Friday, Feb. 6, 2009 | midnight
The basic method for fly casting is three simple arm motions — backward, forward and then relax.
The pattern is easy enough to learn, but one slight mistake and it could mean the difference of a good day and a bad day casting on the lake.
These were some of the points Nevada Department of Wildlife fishing coordinator Ivy Santee discussed during the department's introduction to fly fishing class at Floyd Lamb State Park on Jan. 31.
"This is an entry-level course to give them basic information on how to diagnose when they're doing something wrong," said Santee, a fly fishing veteran of 15 years. "We cram into four hour what some classes do in a full day."
The free class began with a two-hour session at the department's Las Vegas office on Vegas Drive, where Santee demonstrated the motions of a proper cast and introduced the equipment and strategy for making the perfect catch in Nevada's waters.
"There's a mystique to fly fishing that it's a super-relaxing, meditative type of sport," Santee said. "It gets you more in touch with nature."
Summerlin resident Eleesa Aimaq was inspired to join the Jan. 31 class after watching a few late-night fly fishing programs.
"What I like about these classes is that anyone can join," she said. "Fly fishing is much more of a finesse fishing. It's a real game."
After the classroom session, the students drove to the state park to practice on the urban fishing pond.
Veteran fly fisher Steve White joined the students to share his expertise. White, of Northwest Las Vegas, only fishes with his fly rod and frequents the closest fly fishing hot spots in Central Nevada and Southern Utah.
"I don't like to just sit and hold a rod," he said. "I'm a fly fisherman. You're reading the water, you're studying where you're at and you're busy."
Henderson resident Jim Roombos, a first-time fly fisher, found the casting motion an awkward change from traditional bait fishing.
"First of all, it's not as easy as it looks," Roombos said. "Fly casting is a completely different motion, and, like all fishing, it requires patience."

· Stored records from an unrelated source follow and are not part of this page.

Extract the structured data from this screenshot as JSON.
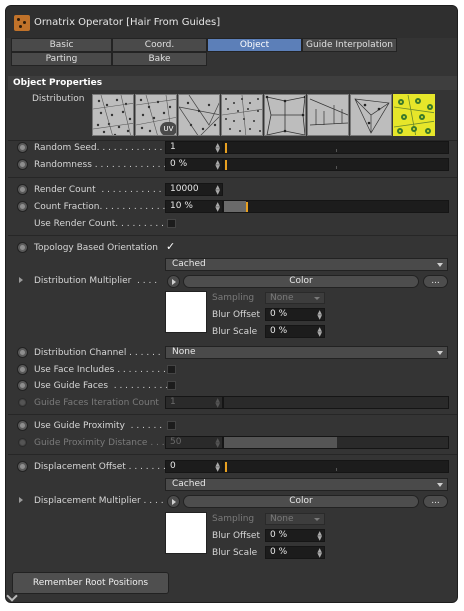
{
  "window": {
    "title": "Ornatrix Operator [Hair From Guides]"
  },
  "tabs": [
    {
      "label": "Basic"
    },
    {
      "label": "Coord."
    },
    {
      "label": "Object"
    },
    {
      "label": "Guide Interpolation"
    },
    {
      "label": "Parting"
    },
    {
      "label": "Bake"
    }
  ],
  "section": {
    "title": "Object Properties"
  },
  "distribution": {
    "label": "Distribution",
    "uv_badge": "UV",
    "selected_index": 8,
    "selected_color": "#e6e62a"
  },
  "random_seed": {
    "label": "Random Seed. . . . . . . . . . . . .",
    "value": "1"
  },
  "randomness": {
    "label": "Randomness . . . . . . . . . . . . .",
    "value": "0 %"
  },
  "render_count": {
    "label": "Render Count  . . . . . . . . . . . .",
    "value": "10000"
  },
  "count_fraction": {
    "label": "Count Fraction. . . . . . . . . . . .",
    "value": "10 %",
    "fraction": 0.1
  },
  "use_render_count": {
    "label": "Use Render Count. . . . . . . . . .",
    "checked": false
  },
  "topology": {
    "label": "Topology Based Orientation",
    "checked": true,
    "checkmark": "✓"
  },
  "dist_multiplier": {
    "mode": "Cached",
    "label": "Distribution Multiplier  . . . .",
    "button": "Color",
    "more": "...",
    "sampling_label": "Sampling",
    "sampling_value": "None",
    "blur_offset_label": "Blur Offset",
    "blur_offset_value": "0 %",
    "blur_scale_label": "Blur Scale",
    "blur_scale_value": "0 %"
  },
  "distribution_channel": {
    "label": "Distribution Channel . . . . . .",
    "value": "None"
  },
  "use_face_includes": {
    "label": "Use Face Includes . . . . . . . . .",
    "checked": false
  },
  "use_guide_faces": {
    "label": "Use Guide Faces  . . . . . . . . . .",
    "checked": false
  },
  "guide_faces_iter": {
    "label": "Guide Faces Iteration Count",
    "value": "1"
  },
  "use_guide_proximity": {
    "label": "Use Guide Proximity  . . . . . .",
    "checked": false
  },
  "guide_proximity_distance": {
    "label": "Guide Proximity Distance . . .",
    "value": "50"
  },
  "displacement_offset": {
    "label": "Displacement Offset . . . . . . .",
    "value": "0"
  },
  "disp_multiplier": {
    "mode": "Cached",
    "label": "Displacement Multiplier . . . .",
    "button": "Color",
    "more": "...",
    "sampling_label": "Sampling",
    "sampling_value": "None",
    "blur_offset_label": "Blur Offset",
    "blur_offset_value": "0 %",
    "blur_scale_label": "Blur Scale",
    "blur_scale_value": "0 %"
  },
  "remember_root": {
    "label": "Remember Root Positions"
  },
  "colors": {
    "accent_tab": "#5c7fb8",
    "slider_knob": "#e8a020",
    "panel_bg": "#343434"
  }
}
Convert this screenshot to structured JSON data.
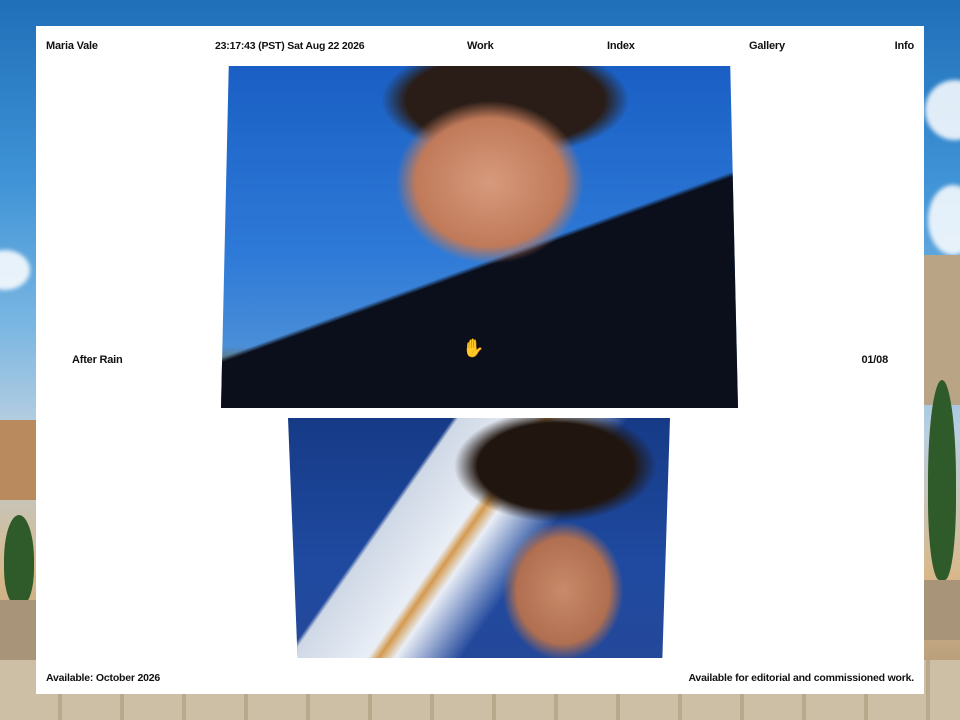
{
  "header": {
    "site_name": "Maria Vale",
    "clock": "23:17:43 (PST) Sat Aug 22 2026",
    "nav": {
      "work": "Work",
      "index": "Index",
      "gallery": "Gallery",
      "info": "Info"
    }
  },
  "project": {
    "title": "After Rain",
    "counter": "01/08"
  },
  "footer": {
    "availability": "Available: October 2026",
    "note": "Available for editorial and commissioned work."
  },
  "icons": {
    "cursor": "hand-cursor-icon"
  }
}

The instructors finished the day discussing the various kinds of threaded flies, which are used as bait, and different ways to lure fish. But as the instructors were quick to point out, the first rule to fishing is their are no hard and fast rules.
The department will hold its next course, a family fly fishing class, at City View Park in North Las Vegas on March 8. For more information call the department at 486-5127.
Sean Ammerman can be reached at 990-2661 or firstname.lastname@example.org.